  3. But when a large amount of air gets trapped on the right side it can increase the pressure in right atrium causing right to left shunting through foramen ovale giving access to arterial circulation.

For the last point its important to know that upto 35% of adults have been reported having undiagnosed patent foramen ovale. 2 As for arterial embolism, experimental procedure on dogs showed injecting 1 to 1 1/4 ml/kg of air in cerebral arterial circulation can cause mortality in 50%. 3 Rukstinant reported ventricular fibrillation on injecting 0.25 ml of air in coronary arteries. 4

Scientific literature on the amount of air for air embolism (venous). A case report in 2001 discussing the volume of air required stated that:

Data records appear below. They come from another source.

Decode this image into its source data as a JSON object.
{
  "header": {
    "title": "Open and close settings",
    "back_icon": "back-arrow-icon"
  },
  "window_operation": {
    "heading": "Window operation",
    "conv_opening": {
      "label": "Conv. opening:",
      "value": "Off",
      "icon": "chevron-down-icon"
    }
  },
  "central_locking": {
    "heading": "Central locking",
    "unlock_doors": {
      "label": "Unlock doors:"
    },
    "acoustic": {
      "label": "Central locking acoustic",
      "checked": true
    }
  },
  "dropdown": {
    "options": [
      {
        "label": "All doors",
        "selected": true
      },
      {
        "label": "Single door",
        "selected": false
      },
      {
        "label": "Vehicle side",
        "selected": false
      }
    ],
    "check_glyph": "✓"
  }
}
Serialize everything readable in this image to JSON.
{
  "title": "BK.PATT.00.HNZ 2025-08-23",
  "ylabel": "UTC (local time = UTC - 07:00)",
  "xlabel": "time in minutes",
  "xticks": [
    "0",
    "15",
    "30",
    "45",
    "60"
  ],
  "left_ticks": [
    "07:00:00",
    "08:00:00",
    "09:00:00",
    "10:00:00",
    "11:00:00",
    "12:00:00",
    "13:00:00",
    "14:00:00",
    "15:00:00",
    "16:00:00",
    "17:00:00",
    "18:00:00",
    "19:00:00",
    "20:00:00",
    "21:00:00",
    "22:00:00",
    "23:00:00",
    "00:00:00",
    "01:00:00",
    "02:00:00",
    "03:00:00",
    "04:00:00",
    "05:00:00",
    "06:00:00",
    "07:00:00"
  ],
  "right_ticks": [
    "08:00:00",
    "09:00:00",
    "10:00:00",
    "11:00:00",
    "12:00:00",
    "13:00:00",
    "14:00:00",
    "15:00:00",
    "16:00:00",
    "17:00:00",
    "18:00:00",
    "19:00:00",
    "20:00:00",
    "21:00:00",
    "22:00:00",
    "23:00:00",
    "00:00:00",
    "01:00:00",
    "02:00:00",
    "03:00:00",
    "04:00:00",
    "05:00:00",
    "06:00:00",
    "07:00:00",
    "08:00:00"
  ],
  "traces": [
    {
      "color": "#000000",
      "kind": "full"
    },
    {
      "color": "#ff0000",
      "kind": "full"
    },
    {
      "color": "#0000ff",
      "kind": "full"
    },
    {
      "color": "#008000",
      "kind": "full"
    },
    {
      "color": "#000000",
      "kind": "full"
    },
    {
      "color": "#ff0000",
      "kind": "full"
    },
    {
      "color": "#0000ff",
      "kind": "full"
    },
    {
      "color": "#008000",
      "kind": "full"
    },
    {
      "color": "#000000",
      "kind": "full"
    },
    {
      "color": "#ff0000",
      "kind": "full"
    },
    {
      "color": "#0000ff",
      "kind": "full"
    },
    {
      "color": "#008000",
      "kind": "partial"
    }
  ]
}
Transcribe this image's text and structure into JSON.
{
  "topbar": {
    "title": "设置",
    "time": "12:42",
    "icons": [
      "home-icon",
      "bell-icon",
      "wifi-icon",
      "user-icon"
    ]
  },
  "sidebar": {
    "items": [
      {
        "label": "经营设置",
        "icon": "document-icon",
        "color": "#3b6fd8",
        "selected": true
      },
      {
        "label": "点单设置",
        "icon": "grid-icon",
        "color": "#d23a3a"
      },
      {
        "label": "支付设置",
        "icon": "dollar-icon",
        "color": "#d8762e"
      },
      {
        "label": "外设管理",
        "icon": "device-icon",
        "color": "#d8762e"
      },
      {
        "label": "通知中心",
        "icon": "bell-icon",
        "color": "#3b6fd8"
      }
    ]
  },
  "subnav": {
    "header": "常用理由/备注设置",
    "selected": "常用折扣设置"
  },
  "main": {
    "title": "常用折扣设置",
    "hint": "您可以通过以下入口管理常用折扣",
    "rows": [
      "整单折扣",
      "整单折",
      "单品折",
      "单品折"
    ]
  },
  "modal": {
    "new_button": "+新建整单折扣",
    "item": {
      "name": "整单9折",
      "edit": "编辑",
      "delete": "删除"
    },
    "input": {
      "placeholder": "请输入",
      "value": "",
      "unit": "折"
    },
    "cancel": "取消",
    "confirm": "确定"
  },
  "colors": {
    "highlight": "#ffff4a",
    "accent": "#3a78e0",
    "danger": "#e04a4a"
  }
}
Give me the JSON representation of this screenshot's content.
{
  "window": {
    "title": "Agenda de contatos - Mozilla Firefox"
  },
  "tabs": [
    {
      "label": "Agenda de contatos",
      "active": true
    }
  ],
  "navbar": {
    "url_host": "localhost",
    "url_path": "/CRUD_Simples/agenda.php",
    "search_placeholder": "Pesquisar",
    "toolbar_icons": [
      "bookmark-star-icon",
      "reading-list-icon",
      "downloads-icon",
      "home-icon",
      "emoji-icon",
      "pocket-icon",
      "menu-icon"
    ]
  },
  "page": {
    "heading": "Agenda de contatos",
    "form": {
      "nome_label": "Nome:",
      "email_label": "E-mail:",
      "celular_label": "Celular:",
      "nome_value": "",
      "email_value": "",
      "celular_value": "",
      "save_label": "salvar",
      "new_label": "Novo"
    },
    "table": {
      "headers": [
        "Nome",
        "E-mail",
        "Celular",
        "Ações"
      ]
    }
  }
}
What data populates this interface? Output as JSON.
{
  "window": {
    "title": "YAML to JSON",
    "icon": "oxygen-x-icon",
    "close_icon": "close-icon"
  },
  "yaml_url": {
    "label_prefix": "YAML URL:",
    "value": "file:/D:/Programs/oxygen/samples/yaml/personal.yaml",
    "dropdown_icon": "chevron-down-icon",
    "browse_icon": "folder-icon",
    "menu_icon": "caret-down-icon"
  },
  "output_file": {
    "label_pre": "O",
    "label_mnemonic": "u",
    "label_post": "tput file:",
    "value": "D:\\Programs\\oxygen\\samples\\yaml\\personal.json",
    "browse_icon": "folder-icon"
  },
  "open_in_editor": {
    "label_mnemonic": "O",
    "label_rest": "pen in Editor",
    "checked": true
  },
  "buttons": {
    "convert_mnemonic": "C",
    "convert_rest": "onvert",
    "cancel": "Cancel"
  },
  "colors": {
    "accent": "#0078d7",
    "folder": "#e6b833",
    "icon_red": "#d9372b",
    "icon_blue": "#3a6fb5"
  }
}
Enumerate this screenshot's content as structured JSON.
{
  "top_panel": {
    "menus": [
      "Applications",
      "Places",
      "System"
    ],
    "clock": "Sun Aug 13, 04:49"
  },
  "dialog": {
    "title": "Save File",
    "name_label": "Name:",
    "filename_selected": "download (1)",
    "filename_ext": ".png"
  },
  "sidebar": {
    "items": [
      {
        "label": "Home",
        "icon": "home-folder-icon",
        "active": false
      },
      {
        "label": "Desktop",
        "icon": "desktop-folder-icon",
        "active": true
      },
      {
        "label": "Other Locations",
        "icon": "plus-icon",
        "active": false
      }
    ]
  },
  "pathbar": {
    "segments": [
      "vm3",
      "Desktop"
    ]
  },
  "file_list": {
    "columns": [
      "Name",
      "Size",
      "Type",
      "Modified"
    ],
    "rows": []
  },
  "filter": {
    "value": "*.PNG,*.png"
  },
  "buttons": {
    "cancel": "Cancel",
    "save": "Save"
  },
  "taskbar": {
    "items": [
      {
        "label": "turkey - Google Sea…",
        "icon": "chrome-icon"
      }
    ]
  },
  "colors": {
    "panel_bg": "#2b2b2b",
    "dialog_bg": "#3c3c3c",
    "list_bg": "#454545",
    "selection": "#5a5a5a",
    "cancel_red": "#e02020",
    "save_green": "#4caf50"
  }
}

THE morbidity and mortality rates from venous air embolism is determined by the volume of air entrained, the rate of entrainment, and the position and the cardiac status of the patient. As early as 1809, Nysten estimated the lethal dose of air to be 40–50 ml in a small dog and 100–120 ml in a large dog. The exact amount, 7.5 ml/kg, however, was not determined in dogs until 1953 by Oppenheimer et al. In l963, Munson et al. demonstrated a lethal volume of only 0.55 ml/kg in rabbits. The lethal volume of air in an adult human is unknown but is estimated to range from 200 to 300 ml. These numbers are derived from the cases of fatalities reported by Martland, Yeakel, and Flanagan.

This case reported the volume as 200 ml and note Flanagal had reported around the same in 1969.5

Finally, coming to the case air-bubble in syringe. (Because your question also had injecting air in vein, so that was first).

In 2013 nobody (without a malicious intent) would deliberately inject air. Accidental injecting instead of contrast has been reported. Some syringes which come with prefilled air has been asked to expel them during manufacturing prior to packaging to avoid this rare adverse event, although this can be expelled manually prior to injecting by the healthcare personals. 6